  • Significant differences were observed among genotypes for mummy berry fruit rot incidence. ‘Northland’ had the lowest disease incidence differing significantly from ORUS587-1, ‘Liberty’, ORUS620-2, ORUS264-1, and ‘Aurora’ (Fig. 3). The cultivar ‘Duke’ differs significantly with ORUS587-1 and ‘Liberty’. It is to be noted that data from ‘Liberty’ plants were obtained only in 2022 but not in 2023.


Figure 3. Bar graph showing mummy berry fruit rot incidence among 11 blueberry genotypes. Genotypes sharing the same lowercase letters are not significantly different from each other (P < 0.05) and standard error bars are depicted. DSA4 was not tested in 2022, and ‘Liberty’ was excluded in 2023.

Conclusion and future work:
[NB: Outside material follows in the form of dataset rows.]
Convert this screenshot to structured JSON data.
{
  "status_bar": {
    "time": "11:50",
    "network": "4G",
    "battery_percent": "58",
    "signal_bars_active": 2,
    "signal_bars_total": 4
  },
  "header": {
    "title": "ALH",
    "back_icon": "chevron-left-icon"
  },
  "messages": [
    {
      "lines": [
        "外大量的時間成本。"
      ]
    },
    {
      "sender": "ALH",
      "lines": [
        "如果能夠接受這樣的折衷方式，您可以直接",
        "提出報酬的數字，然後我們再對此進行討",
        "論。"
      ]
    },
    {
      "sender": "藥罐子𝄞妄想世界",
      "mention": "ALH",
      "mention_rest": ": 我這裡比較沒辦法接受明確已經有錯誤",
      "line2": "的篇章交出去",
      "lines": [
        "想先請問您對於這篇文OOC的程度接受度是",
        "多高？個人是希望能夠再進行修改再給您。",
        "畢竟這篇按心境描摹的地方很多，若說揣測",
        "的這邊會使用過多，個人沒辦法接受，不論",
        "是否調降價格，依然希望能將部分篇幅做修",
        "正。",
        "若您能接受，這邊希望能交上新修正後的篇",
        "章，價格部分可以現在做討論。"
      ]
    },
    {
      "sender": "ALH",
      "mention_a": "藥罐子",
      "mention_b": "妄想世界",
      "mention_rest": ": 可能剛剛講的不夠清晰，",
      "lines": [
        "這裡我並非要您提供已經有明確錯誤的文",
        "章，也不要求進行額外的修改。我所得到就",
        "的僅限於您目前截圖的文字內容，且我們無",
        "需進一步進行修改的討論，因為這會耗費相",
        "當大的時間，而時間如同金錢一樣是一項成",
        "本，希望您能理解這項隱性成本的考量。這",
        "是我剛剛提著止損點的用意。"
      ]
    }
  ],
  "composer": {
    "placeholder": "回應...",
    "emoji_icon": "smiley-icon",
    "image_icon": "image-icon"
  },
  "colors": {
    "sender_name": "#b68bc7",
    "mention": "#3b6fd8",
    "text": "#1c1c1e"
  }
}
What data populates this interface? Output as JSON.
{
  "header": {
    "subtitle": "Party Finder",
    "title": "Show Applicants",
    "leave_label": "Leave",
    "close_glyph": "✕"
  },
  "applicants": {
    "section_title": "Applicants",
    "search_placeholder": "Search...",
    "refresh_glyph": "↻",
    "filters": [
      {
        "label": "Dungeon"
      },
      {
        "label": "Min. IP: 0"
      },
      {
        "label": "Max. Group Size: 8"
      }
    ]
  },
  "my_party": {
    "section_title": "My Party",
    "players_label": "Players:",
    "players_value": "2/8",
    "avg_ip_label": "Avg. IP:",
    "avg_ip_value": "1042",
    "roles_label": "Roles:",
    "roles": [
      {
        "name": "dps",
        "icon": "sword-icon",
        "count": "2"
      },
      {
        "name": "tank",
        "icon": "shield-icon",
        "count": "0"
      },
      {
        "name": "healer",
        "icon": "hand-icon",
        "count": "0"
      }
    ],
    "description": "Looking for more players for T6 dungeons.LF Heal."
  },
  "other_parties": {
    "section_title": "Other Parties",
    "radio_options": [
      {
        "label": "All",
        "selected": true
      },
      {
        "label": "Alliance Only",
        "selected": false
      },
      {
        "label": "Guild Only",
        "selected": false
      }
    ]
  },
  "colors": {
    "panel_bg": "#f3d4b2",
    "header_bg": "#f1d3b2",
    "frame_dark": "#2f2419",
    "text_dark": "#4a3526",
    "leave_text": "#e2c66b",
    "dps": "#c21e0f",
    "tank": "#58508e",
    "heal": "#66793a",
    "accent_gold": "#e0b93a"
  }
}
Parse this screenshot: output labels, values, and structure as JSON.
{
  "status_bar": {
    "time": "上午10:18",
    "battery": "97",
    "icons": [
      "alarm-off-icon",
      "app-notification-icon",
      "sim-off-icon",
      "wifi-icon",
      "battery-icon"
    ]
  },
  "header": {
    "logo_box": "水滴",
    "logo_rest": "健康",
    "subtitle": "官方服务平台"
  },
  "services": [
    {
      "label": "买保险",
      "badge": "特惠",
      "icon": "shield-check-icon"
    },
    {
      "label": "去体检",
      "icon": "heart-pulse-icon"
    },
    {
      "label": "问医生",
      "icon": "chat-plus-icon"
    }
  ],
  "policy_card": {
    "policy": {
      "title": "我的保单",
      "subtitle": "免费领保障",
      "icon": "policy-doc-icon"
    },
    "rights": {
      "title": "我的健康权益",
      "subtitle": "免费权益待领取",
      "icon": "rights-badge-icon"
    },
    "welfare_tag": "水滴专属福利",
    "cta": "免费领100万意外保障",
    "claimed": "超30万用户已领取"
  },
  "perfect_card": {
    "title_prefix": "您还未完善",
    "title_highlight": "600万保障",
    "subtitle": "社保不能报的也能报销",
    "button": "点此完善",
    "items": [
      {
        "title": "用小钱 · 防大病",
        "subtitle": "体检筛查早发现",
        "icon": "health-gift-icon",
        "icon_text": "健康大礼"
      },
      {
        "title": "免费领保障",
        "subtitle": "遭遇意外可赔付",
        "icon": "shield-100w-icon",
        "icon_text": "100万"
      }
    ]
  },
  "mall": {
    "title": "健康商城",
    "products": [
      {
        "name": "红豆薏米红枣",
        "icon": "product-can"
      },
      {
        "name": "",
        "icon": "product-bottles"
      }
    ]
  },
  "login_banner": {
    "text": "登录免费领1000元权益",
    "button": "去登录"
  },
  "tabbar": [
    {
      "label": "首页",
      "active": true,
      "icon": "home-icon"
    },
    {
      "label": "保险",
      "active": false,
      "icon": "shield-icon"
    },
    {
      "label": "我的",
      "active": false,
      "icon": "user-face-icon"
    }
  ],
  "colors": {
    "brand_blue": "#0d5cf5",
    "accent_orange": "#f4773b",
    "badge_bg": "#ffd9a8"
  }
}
  • According to the PNW Plant Disease Management Handbook, ‘Bluejay’ is considered resistant to intermediate, and ‘Northland’ is susceptible to moderately resistant to secondary infections (conidial infection of blueberry flowers) that result in fruit mummification. The results of this two-year study indicate ‘Bluejay’ to be intermediate and ‘Northland’ to be resistant to secondary infections.
  • Similar to year one, differential responses among the tested genotypes were observed for mummy berry fruit rot incidence proving the current experimental procedures to be useful for continued genotypic screening for resistance or low susceptibility to mummy berry fruit rot.
  • Future experiments will include screening additional genotypes received from USDA-ARS and nursery cooperators.